Byron Bay's most unusual patient
IN DECADES of diving, Simon Hartley has seen far too many grey nurse sharks impaled by hooks.
But what he saw on Saturday defied belief.
Conducting fish surveys for the Byron Underwater Research Group off Cape Byron, the Southern Cross University researcher was shocked to see a three-metre grey nurse shark swimming around with a one metre-long gaff, or hook-ended pole, protruding from its mouth.
Luckily, the close-knit nature of the local diving community and quick action by authorities saw the gaff removed and the female shark released relatively unharmed.

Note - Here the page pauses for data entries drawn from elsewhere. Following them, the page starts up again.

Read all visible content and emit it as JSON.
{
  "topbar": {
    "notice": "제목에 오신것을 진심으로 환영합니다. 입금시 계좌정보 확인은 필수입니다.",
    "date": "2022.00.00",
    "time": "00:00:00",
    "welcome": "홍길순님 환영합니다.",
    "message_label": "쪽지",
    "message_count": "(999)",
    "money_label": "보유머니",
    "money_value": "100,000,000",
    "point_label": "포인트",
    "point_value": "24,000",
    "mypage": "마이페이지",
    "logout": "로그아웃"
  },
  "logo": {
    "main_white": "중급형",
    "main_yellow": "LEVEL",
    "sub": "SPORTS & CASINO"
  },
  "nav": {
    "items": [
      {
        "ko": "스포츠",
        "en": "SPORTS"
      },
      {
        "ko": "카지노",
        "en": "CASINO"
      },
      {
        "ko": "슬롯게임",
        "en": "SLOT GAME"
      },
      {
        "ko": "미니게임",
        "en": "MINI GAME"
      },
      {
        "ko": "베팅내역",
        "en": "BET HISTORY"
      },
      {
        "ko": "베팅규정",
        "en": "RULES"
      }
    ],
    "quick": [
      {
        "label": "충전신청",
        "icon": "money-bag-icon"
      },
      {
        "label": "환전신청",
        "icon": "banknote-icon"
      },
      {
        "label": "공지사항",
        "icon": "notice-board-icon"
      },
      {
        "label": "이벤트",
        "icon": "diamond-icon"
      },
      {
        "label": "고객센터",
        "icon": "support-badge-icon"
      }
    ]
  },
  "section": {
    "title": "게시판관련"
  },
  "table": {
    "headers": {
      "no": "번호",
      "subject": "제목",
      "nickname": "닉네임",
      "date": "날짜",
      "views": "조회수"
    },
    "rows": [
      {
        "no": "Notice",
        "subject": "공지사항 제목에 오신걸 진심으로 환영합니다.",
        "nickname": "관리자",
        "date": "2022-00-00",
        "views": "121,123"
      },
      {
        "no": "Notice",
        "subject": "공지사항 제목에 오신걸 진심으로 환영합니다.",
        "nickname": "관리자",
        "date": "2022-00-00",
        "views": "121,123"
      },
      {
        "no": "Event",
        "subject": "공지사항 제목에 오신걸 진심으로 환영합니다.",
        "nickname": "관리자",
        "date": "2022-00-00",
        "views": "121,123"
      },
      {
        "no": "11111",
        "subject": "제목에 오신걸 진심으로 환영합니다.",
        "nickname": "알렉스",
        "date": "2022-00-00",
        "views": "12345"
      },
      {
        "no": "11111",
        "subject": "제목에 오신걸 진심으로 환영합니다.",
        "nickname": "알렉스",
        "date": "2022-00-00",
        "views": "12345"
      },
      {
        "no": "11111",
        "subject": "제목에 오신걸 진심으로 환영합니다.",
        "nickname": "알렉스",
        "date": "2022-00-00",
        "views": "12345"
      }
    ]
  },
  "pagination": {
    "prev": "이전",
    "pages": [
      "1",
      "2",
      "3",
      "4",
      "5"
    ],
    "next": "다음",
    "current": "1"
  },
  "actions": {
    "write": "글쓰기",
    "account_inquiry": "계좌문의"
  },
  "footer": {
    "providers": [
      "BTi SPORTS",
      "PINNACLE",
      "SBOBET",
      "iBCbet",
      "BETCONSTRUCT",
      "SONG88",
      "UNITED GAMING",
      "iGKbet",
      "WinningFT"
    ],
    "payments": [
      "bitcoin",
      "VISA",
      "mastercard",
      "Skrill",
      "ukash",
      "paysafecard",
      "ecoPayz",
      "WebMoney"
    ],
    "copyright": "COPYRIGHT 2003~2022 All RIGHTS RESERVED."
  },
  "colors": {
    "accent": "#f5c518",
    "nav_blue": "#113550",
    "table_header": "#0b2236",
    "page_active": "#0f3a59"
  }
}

Raw footage of the grey nurse shark having a pole removed from its mouth
“It was brilliant, they did a fantastic job. They had everything there and got in and did the job quickly,” Simon said of Wednesday's rescue.
The State Minister for Primary Industries, Ian Macdonald, said it was an extremely difficult operation.
“A crew of three divers had to catch the shark using a lasso, which was tied around its body,” he said.
“The shark was then encouraged into a perspex tunnel, brought to the surface and lifted on to the boat using a crane. Finally, it was placed into a holding tank where it was examined and the gaff removed.
“A pop-up satellite tag has been attached to the shark so that its movements and recovery can be monitored by scientists.”
Simon said the tag would stay on the shark for about 90 hours and detach itself after that time or if the shark died.
“There's been no signal from the tag, which is a good sign, meaning the shark is still okay,” he said.